Selinexor was approved initially as a twice-weekly regimen. However, most practicing clinicians use the once-weekly regimen as was explored in the BOSTON trial. In the once-weekly regimen, [patients can receive] up to 100 mg [of selinexor].
Selinexor has significant gastrointestinal [GI] toxicity, especially if the patient is not [given proper] prophylactic treatment. We try to [give prophylactic treatment] with agents such as dexamethasone, 5-hydroxytryptamine receptor antagonists, and aprepitant [Emend]. With adequate prophylaxis, selinexor has been shown to be quite safe and easy for patients to [tolerate], especially if we start at a lower dose and [escalate the dose over time]. Also, if there is weight loss or GI intolerance, we would use agents such as olanzapine [Zyprexa]. Using a combination of these approaches [can allow us] to stay ahead of or control the nausea and vomiting so that a patient can stay on selinexor and benefit.
Belantamab mafodotin is the newest approved drug [in multiple myeloma] and represents a new way of treating this disease. It is an antibody-drug conjugate, in which a mAb is conjugated to a cytotoxic warhead known as MMAF. It targets B-cell maturation antigen [BCMA] on the surface of myeloma plasma cells where it is uniquely expressed. In myeloma, BCMA is almost universally expressed, so by targeting it, we have yet another way to target myeloma.
Belantamab mafodotin is given in a fairly simple schedule, every 3 weeks. The [agent] is still effective at multiple doses; however, with a longer frequency and at a lower dose, patients can respond sometimes without added steroids.
The unique toxicity of belantamab mafodotin is corneal toxicity, so it requires considerable monitoring, especially from the combination of an optometrist or ophthalmologist alongside the oncologist. The agent has to be held if the patient develops corneal irritation or evidence of keratopathy on an ophthalmologic examination. However, the patients who respond [to belantamab mafodotin] tend to keep those responses even if the drug is held until the keratopathy resolves.

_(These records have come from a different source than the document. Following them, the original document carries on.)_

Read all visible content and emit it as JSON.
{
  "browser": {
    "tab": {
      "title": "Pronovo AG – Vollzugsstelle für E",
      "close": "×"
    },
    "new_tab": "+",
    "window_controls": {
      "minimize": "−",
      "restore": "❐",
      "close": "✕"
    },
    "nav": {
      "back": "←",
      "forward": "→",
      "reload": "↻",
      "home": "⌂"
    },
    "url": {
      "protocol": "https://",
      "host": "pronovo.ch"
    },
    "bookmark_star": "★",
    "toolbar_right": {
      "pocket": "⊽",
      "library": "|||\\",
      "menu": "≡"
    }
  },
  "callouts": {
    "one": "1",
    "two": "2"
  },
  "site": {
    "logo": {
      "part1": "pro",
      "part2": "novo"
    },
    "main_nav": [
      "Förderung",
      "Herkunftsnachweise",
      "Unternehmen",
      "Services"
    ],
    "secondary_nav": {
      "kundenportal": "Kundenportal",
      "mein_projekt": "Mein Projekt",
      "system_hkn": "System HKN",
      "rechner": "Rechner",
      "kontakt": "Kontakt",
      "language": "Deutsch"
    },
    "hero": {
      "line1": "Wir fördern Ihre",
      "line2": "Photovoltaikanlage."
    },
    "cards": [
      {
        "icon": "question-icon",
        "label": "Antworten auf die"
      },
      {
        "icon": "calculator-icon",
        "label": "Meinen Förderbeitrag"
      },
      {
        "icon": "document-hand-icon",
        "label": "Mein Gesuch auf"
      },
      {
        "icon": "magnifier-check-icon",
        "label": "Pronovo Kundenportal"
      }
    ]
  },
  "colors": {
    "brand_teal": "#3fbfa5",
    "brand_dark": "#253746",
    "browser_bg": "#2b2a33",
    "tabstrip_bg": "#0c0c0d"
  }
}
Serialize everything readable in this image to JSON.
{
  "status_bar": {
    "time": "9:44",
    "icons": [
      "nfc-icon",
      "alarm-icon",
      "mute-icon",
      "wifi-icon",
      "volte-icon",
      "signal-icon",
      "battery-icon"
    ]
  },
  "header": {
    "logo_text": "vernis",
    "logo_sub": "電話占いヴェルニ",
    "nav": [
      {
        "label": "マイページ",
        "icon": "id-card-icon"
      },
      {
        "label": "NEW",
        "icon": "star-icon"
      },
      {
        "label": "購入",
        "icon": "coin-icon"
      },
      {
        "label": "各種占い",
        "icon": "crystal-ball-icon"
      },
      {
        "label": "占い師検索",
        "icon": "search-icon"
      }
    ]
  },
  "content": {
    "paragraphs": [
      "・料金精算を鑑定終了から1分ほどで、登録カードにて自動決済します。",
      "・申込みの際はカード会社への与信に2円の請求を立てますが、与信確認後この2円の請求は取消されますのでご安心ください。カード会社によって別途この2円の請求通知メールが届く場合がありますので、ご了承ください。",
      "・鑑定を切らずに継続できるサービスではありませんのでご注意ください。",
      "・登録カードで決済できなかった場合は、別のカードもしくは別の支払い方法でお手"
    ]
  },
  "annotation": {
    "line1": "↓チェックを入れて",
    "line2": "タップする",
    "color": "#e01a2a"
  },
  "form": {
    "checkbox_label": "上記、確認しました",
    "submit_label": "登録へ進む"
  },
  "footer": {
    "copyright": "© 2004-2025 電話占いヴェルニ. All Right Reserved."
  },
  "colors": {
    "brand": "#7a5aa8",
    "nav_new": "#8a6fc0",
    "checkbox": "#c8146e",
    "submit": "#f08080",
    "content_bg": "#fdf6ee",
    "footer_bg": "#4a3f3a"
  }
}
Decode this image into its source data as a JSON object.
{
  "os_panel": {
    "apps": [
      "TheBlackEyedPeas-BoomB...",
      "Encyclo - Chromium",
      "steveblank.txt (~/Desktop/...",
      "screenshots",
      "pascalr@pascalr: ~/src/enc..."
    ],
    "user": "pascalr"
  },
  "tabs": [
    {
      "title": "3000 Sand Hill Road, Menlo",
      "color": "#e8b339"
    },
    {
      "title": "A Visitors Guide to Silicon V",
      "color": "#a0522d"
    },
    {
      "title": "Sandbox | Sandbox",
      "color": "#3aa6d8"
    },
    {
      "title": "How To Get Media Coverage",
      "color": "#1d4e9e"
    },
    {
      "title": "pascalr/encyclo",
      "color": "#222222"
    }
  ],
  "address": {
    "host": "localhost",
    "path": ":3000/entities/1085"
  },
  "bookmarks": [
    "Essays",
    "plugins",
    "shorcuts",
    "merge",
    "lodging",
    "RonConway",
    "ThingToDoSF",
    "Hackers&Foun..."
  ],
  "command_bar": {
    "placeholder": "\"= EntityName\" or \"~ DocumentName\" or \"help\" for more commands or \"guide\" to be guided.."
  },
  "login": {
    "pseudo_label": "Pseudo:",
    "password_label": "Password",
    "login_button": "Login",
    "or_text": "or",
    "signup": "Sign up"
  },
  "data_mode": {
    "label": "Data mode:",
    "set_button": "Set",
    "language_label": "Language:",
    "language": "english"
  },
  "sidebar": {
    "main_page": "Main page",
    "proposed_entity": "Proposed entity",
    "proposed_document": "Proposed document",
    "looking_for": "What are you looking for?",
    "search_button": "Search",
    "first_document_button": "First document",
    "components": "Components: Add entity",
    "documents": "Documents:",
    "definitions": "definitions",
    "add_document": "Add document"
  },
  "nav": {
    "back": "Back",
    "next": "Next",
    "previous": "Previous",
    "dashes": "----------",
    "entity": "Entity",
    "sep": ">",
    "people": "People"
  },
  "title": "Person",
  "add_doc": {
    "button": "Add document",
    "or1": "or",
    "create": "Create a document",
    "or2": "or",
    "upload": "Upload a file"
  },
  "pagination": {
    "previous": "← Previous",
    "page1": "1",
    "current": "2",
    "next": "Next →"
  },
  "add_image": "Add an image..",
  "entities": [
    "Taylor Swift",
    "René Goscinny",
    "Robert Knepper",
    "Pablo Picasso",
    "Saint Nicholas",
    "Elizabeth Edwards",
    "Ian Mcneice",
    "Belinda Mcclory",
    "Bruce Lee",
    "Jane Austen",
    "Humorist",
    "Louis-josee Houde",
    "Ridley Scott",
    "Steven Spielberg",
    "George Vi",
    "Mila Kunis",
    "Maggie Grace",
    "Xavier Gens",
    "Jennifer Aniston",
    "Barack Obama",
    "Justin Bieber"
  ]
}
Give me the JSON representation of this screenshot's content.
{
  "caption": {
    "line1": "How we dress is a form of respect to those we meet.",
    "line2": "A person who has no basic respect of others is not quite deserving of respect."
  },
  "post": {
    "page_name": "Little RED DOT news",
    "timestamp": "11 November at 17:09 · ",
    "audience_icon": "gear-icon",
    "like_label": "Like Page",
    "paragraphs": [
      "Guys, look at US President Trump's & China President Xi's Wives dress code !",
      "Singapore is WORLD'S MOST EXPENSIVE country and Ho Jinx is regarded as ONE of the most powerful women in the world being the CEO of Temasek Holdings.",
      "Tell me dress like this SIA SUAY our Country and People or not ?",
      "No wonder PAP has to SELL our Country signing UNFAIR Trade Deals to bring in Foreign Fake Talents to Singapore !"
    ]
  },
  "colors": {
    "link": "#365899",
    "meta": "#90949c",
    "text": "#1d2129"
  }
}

I have personally had several patients who have taken belantamab mafodotin and derived considerable benefit in the multirelapse setting where no other options were available. This represents another drug that we need to explore in various combinations, dosing schedules, and dosing schemas while we keep a close eye on toxicity.